Results

We set out to develop and implement a new model to predict return-to-work risk factors and further evolve our claim assignment model. Combined, these models help us direct complex claims to specialized care teams faster. The pilot kicked off in August; we continue to assess results.


We implemented our first machine learning model in July, automating 15–18% of low-complexity tasks that would normally go to an employee for processing. Phase two of the model continues, with an aim to predict lost-time claims; this phase will allow our claims administration team to handle a higher volume of straightforward claims.

We simplify complex information

We serve more than 160,000 employers and over 1.7 million workers. Each new customer interaction is an opportunity for us to learn and improve.

We can use data visualization to convey broad information concisely, gain better insights about our clients’ experience, and design improved services to match their needs for better outcomes.

Result

New management reports help us identify workers who are fit for work so we can provide timely support to help them and their employers coordinate a safe return to work.

We’re testing an internal version of this fit-for-work dashboard with the goal to make it available to employers in the future. Once available, it would allow employers to see their claim progress in real time and help them proactively plan for their workers’ safe return to work. 

We enable our staff through mobile technology

Through portable productivity and collaboration technology, we’re working to create a mobilized workforce that has the tools and information they need on hand, anywhere and at any time. This paves the way for increased productivity and new opportunities to work together.

“In 2020, our Business Technology Services division moved mountains,” says Tarick Ahmad, WCB’s chief technology officer. “In a year like no other, we enabled smart and nimble business operations and continue to evolve our business technology service line.”

Richard Bedford and his Workplace Support team were fundamental to this success. “We began the year as a brick-and-mortar organization with limited remote-access capabilities. Within a few short weeks, our team developed solutions that allowed most staff to work from the safety of home.”

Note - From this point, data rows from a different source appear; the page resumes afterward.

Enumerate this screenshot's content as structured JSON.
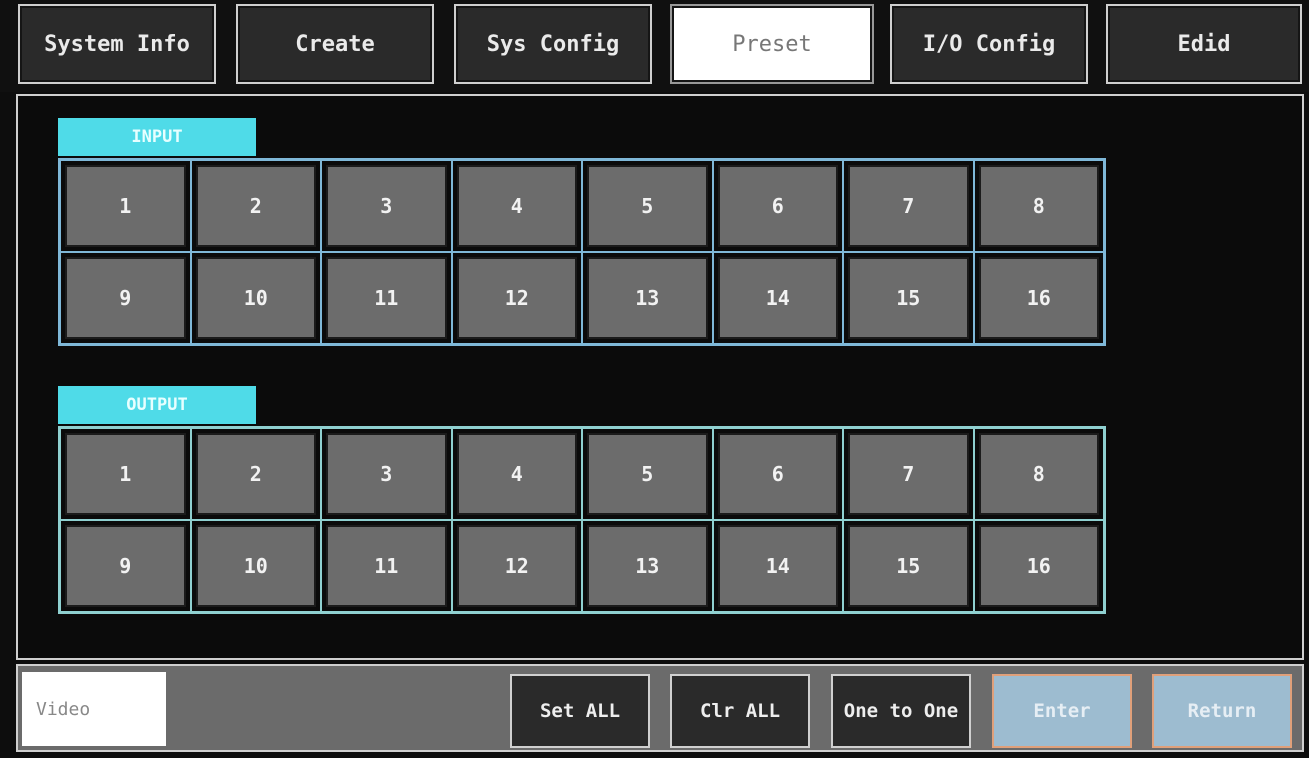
{
  "tabs": [
    {
      "label": "System Info"
    },
    {
      "label": "Create"
    },
    {
      "label": "Sys Config"
    },
    {
      "label": "Preset"
    },
    {
      "label": "I/O Config"
    },
    {
      "label": "Edid"
    }
  ],
  "active_tab": "Preset",
  "input": {
    "label": "INPUT",
    "buttons": [
      "1",
      "2",
      "3",
      "4",
      "5",
      "6",
      "7",
      "8",
      "9",
      "10",
      "11",
      "12",
      "13",
      "14",
      "15",
      "16"
    ]
  },
  "output": {
    "label": "OUTPUT",
    "buttons": [
      "1",
      "2",
      "3",
      "4",
      "5",
      "6",
      "7",
      "8",
      "9",
      "10",
      "11",
      "12",
      "13",
      "14",
      "15",
      "16"
    ]
  },
  "bottom": {
    "video_label": "Video",
    "set_all": "Set ALL",
    "clr_all": "Clr ALL",
    "one_to_one": "One to One",
    "enter": "Enter",
    "return": "Return"
  },
  "colors": {
    "section_label_bg": "#4fdbe8",
    "button_gray": "#6c6c6c",
    "disabled_button": "#9dbcd0"
  }
}
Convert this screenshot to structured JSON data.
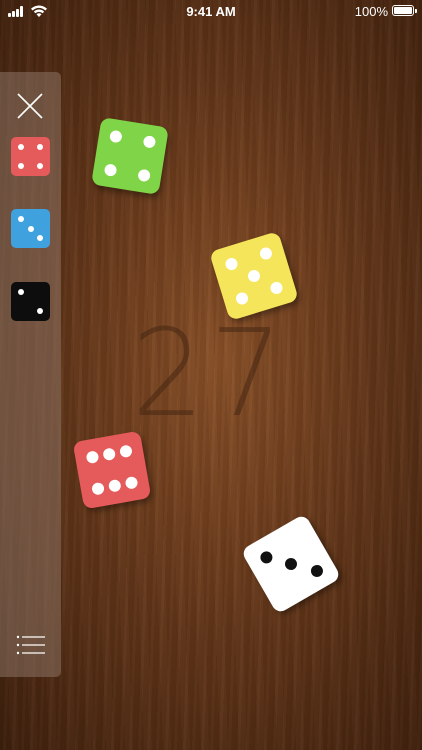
{
  "status_bar": {
    "time": "9:41 AM",
    "battery": "100%"
  },
  "sidebar": {
    "close_icon": "close-icon",
    "menu_icon": "list-menu-icon",
    "dice": [
      {
        "name": "red",
        "color": "#e55a5a",
        "pip_color": "#ffffff",
        "face": 4
      },
      {
        "name": "blue",
        "color": "#3fa1dd",
        "pip_color": "#ffffff",
        "face": 3
      },
      {
        "name": "black",
        "color": "#0d0d0d",
        "pip_color": "#ffffff",
        "face": 2
      }
    ]
  },
  "total": "27",
  "table_dice": [
    {
      "name": "green",
      "color": "#7fd447",
      "pip_color": "#ffffff",
      "face": 4
    },
    {
      "name": "yellow",
      "color": "#f5e55a",
      "pip_color": "#ffffff",
      "face": 5
    },
    {
      "name": "red",
      "color": "#e55a5a",
      "pip_color": "#ffffff",
      "face": 6
    },
    {
      "name": "white",
      "color": "#ffffff",
      "pip_color": "#111111",
      "face": 3
    }
  ]
}
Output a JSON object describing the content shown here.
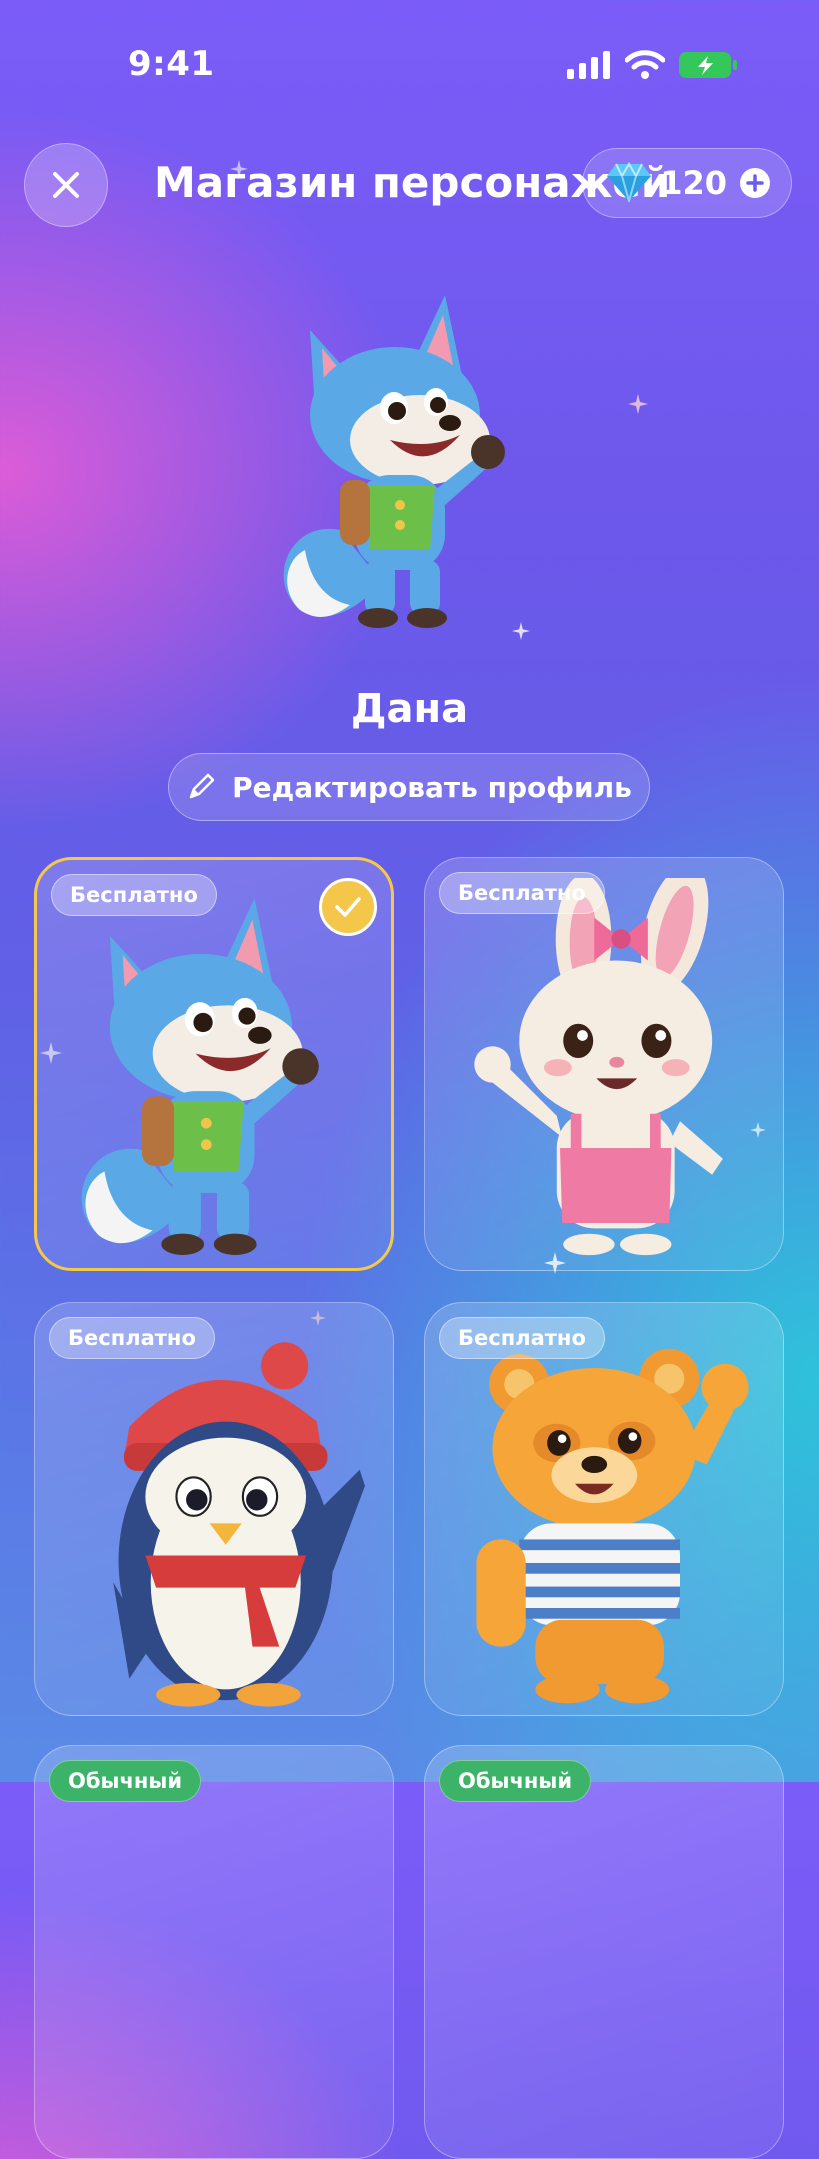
{
  "status_bar": {
    "time": "9:41"
  },
  "header": {
    "title": "Магазин персонажей",
    "gems_count": "120"
  },
  "profile": {
    "name": "Дана",
    "edit_label": "Редактировать профиль"
  },
  "characters": [
    {
      "animal": "fox",
      "badge": "Бесплатно",
      "selected": true
    },
    {
      "animal": "bunny",
      "badge": "Бесплатно",
      "selected": false
    },
    {
      "animal": "penguin",
      "badge": "Бесплатно",
      "selected": false
    },
    {
      "animal": "bear",
      "badge": "Бесплатно",
      "selected": false
    },
    {
      "animal": "partial",
      "badge": "Обычный",
      "selected": false
    },
    {
      "animal": "partial",
      "badge": "Обычный",
      "selected": false
    }
  ],
  "colors": {
    "selected_border": "#f4c84a",
    "badge_green": "#3db36a",
    "battery": "#34c759"
  }
}
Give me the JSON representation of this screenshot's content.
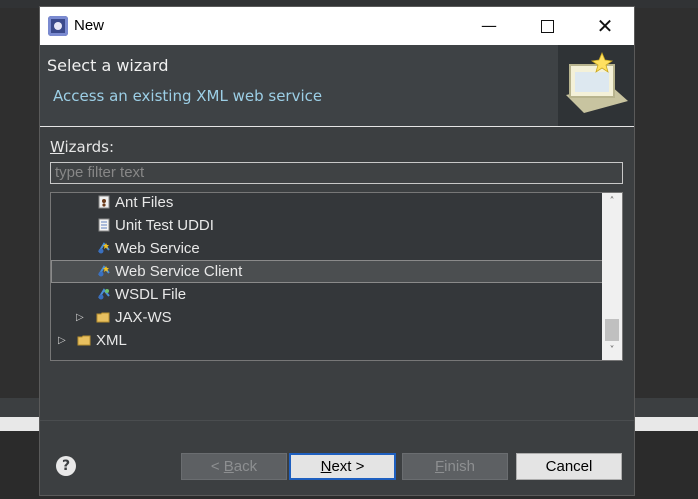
{
  "dialog": {
    "title": "New",
    "header_title": "Select a wizard",
    "header_subtitle": "Access an existing XML web service",
    "wizards_label_prefix": "W",
    "wizards_label_rest": "izards:",
    "filter_placeholder": "type filter text"
  },
  "tree": {
    "items": [
      {
        "label": "Ant Files",
        "icon": "ant-file-icon",
        "level": 2
      },
      {
        "label": "Unit Test UDDI",
        "icon": "document-icon",
        "level": 2
      },
      {
        "label": "Web Service",
        "icon": "web-service-icon",
        "level": 2
      },
      {
        "label": "Web Service Client",
        "icon": "web-service-client-icon",
        "level": 2,
        "selected": true
      },
      {
        "label": "WSDL File",
        "icon": "wsdl-icon",
        "level": 2
      },
      {
        "label": "JAX-WS",
        "icon": "folder-icon",
        "level": 1,
        "expandable": true
      },
      {
        "label": "XML",
        "icon": "folder-icon",
        "level": 0,
        "expandable": true
      }
    ]
  },
  "buttons": {
    "back_prefix": "< ",
    "back_u": "B",
    "back_rest": "ack",
    "next_u": "N",
    "next_rest": "ext >",
    "finish_u": "F",
    "finish_rest": "inish",
    "cancel": "Cancel",
    "help": "?"
  },
  "colors": {
    "dialog_bg": "#3c3f41",
    "subtitle": "#9ccfe6",
    "next_border": "#1e5fbf"
  }
}
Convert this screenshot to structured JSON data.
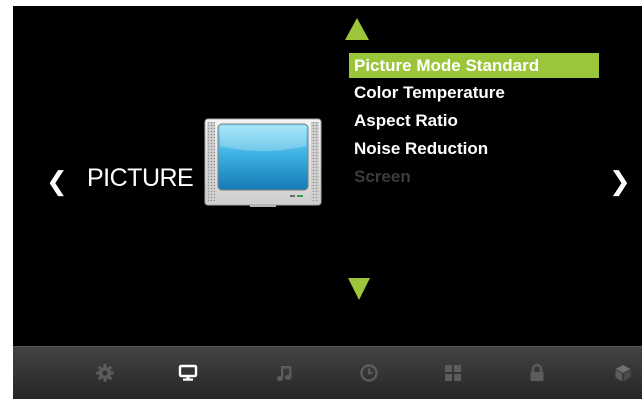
{
  "category": {
    "label": "PICTURE"
  },
  "nav": {
    "prev_glyph": "❮",
    "next_glyph": "❯"
  },
  "menu": {
    "items": [
      {
        "label": "Picture Mode Standard",
        "state": "selected"
      },
      {
        "label": "Color  Temperature",
        "state": "normal"
      },
      {
        "label": "Aspect  Ratio",
        "state": "normal"
      },
      {
        "label": "Noise  Reduction",
        "state": "normal"
      },
      {
        "label": "Screen",
        "state": "disabled"
      }
    ]
  },
  "bottom_bar": {
    "icons": [
      "gear-icon",
      "monitor-icon",
      "music-note-icon",
      "clock-icon",
      "grid-icon",
      "lock-icon",
      "cube-icon"
    ],
    "active": "monitor-icon"
  },
  "colors": {
    "accent": "#9bc63b",
    "background": "#000000",
    "text": "#ffffff",
    "disabled_text": "#3c3c3c",
    "icon_inactive": "#5c5c5c",
    "icon_active": "#ffffff"
  }
}
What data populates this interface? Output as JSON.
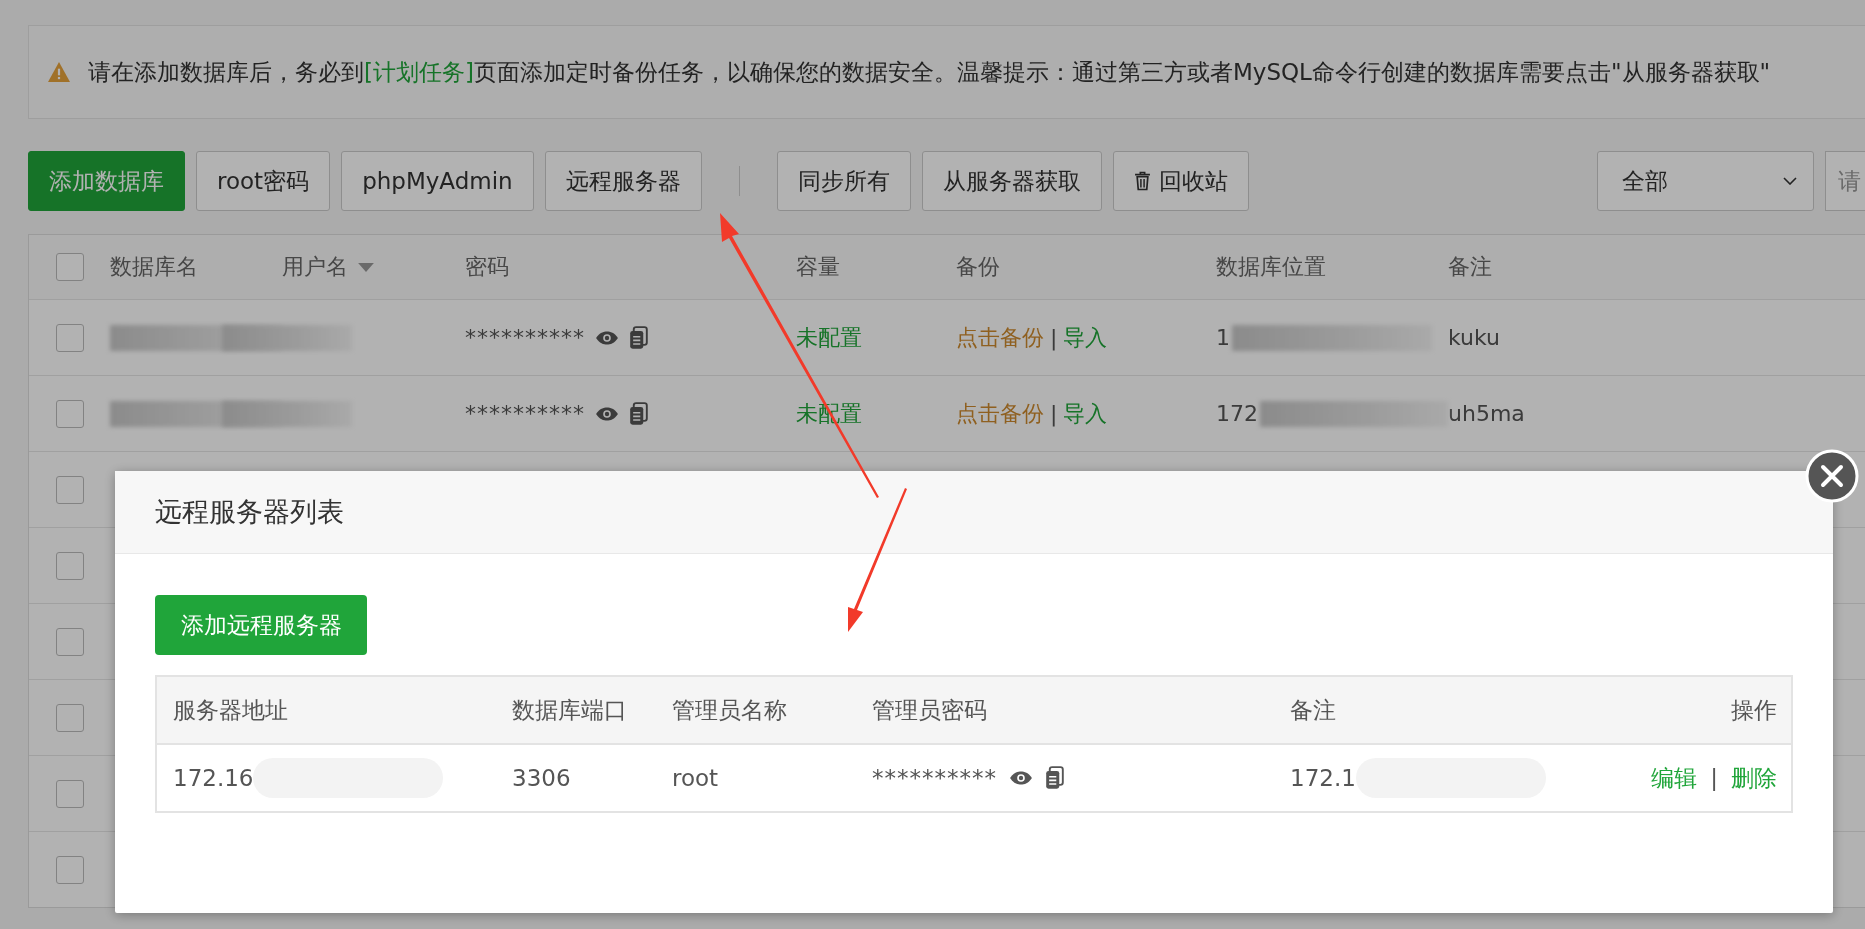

“This is just the start,” says Richard. “We’re continually working to improve the way our staff connect—ensuring they have reliable access to the tools they need to support workers and employers.”

Result

We worked hard to deploy innovative technology solutions across WCB. New productivity tools and mobile technology enable our staff to securely connect, collaborate and better assist our customers and stakeholders wherever that support is needed.